Like Pinyin, but I need something that can recognize Cantonese instead of Mandarin. The only Chinese keyboards recognize Mandarin.
or use stroke keyboard.
Or ask Siri. The Cantonese version of Siri can understand Cantonese.
Edit: Apple does not have such a keyboard and as you would know iOS does not allow custom keyboards. Anything suggested is a workaround.
Apple now allows custom keyboards in iOS 8.
https://itunes.apple.com/us/app/cantonotes-jyutping-annotator/id354063453?mt=8 might also work for you.
If you're asking for a jyutping IME you should specifically say so.

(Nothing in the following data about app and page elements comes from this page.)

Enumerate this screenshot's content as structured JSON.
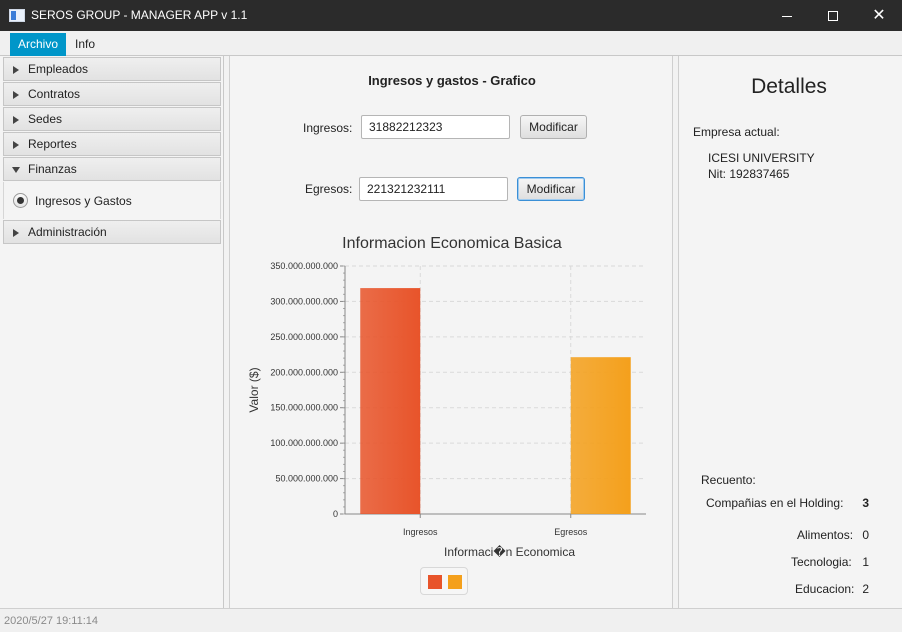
{
  "window": {
    "title": "SEROS GROUP - MANAGER APP  v 1.1",
    "minimize_icon": "minimize-icon",
    "maximize_icon": "maximize-icon",
    "close_icon": "close-icon"
  },
  "menubar": {
    "items": [
      {
        "label": "Archivo",
        "active": true
      },
      {
        "label": "Info",
        "active": false
      }
    ]
  },
  "sidebar": {
    "sections": [
      {
        "label": "Empleados",
        "expanded": false
      },
      {
        "label": "Contratos",
        "expanded": false
      },
      {
        "label": "Sedes",
        "expanded": false
      },
      {
        "label": "Reportes",
        "expanded": false
      },
      {
        "label": "Finanzas",
        "expanded": true
      },
      {
        "label": "Administración",
        "expanded": false
      }
    ],
    "finanzas_option": {
      "label": "Ingresos y Gastos",
      "selected": true
    }
  },
  "center": {
    "title": "Ingresos y gastos - Grafico",
    "ingresos": {
      "label": "Ingresos:",
      "value": "31882212323",
      "button": "Modificar"
    },
    "egresos": {
      "label": "Egresos:",
      "value": "221321232111",
      "button": "Modificar"
    }
  },
  "chart_data": {
    "type": "bar",
    "title": "Informacion Economica Basica",
    "xlabel": "Informaci�n Economica",
    "ylabel": "Valor ($)",
    "categories": [
      "Ingresos",
      "Egresos"
    ],
    "series": [
      {
        "values": [
          318822123230,
          null
        ],
        "color": "#e8542a"
      },
      {
        "values": [
          null,
          221321232111
        ],
        "color": "#f4a01c"
      }
    ],
    "ylim": [
      0,
      350000000000
    ],
    "yticks": [
      0,
      50000000000,
      100000000000,
      150000000000,
      200000000000,
      250000000000,
      300000000000,
      350000000000
    ],
    "ytick_labels": [
      "0",
      "50.000.000.000",
      "100.000.000.000",
      "150.000.000.000",
      "200.000.000.000",
      "250.000.000.000",
      "300.000.000.000",
      "350.000.000.000"
    ],
    "grid": true,
    "legend": "bottom"
  },
  "right": {
    "title": "Detalles",
    "empresa_label": "Empresa actual:",
    "empresa_name": "ICESI UNIVERSITY",
    "empresa_nit": "Nit: 192837465",
    "recuento_label": "Recuento:",
    "counts": [
      {
        "label": "Compañias en el Holding:",
        "value": "3",
        "bold": true
      },
      {
        "label": "Alimentos:",
        "value": "0",
        "bold": false
      },
      {
        "label": "Tecnologia:",
        "value": "1",
        "bold": false
      },
      {
        "label": "Educacion:",
        "value": "2",
        "bold": false
      }
    ]
  },
  "status": {
    "datetime": "2020/5/27   19:11:14"
  }
}
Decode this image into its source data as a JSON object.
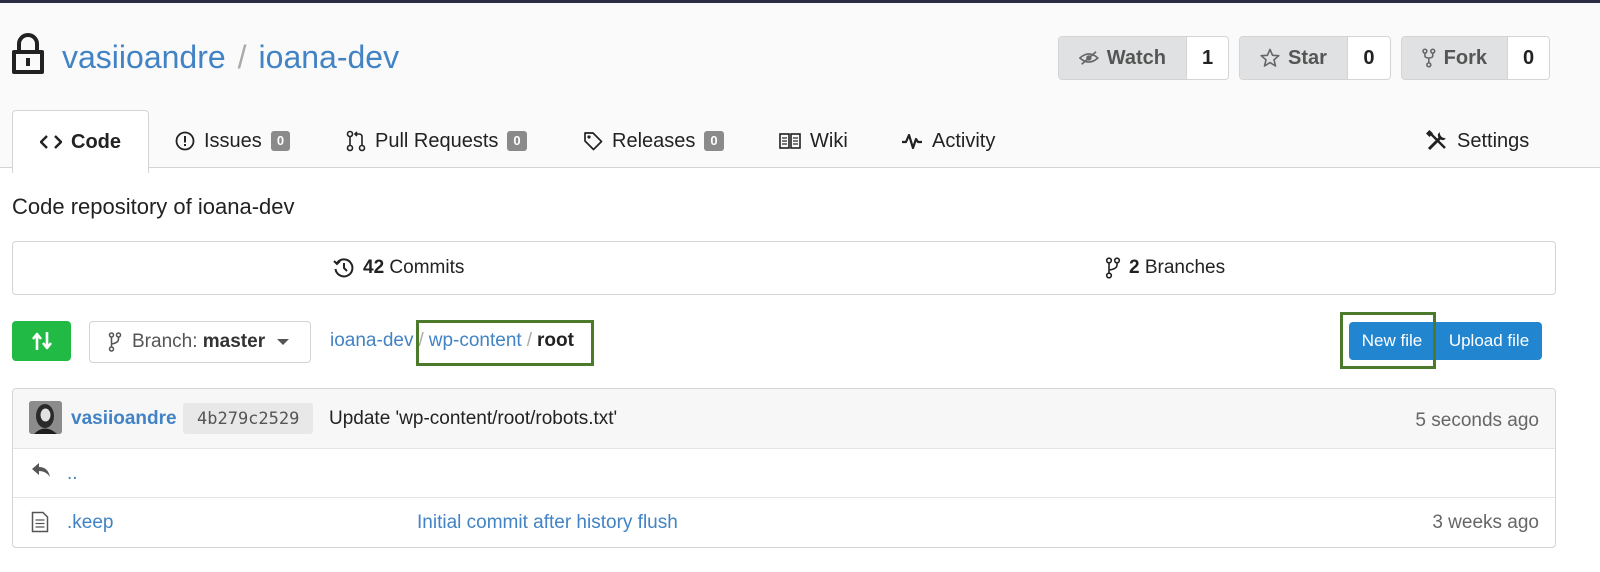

From my own research jyutping is quite new and if it has any IMEs at all they are not yet popular and not available on iDevices at all.
The input method that's popular in Hong Kong is called "cangjie". It is based on the shapes the characters are made from and not based on phonetics. I briefly tried to teach it to myself after learning both Pinyin and Zhuyin IMEs but I gave up. It has a much steeper learning curve because there are many principles you must learn. I believe it is much faster for touch typists because it doesn't require (much?) interaction with "candidate lists". But this doesn't help you much.
If you were using an open device like a PC or an Android device you could probably find a Jyutping IME somebody made for their own needs. iDevices are closed and do not allow third party IMEs but maybe you can try to persuade Apple to make one.
I had a look around and there are indeed jyutping IMEs available for just about every OS and device, except iOS. Sorry )-:
If you are a iPhone user:
"Settings -- General -- Keyboard -- International Keyboards -- Add New Keyboard"
There should be four "Chinese - Traditional" keyboards: Stroke, Handwriting, Cangjie, Zhuyin. I recommend Handwriting. You just write Cantonese characters like 冇, 喺, 瞓, etc.. The system recognizes them.
I too try to find out if I can communicate with my friend in Guangdong in Cantonese via iMessage. The "problem" in the end, is about a "national" language versus a "regional" dialect. This matter goes beyond language. I'm proud of being a native Cantonese speaker and I am equally proud of being able to speak putonghua (Mandarin Chinese) which I learned on my own.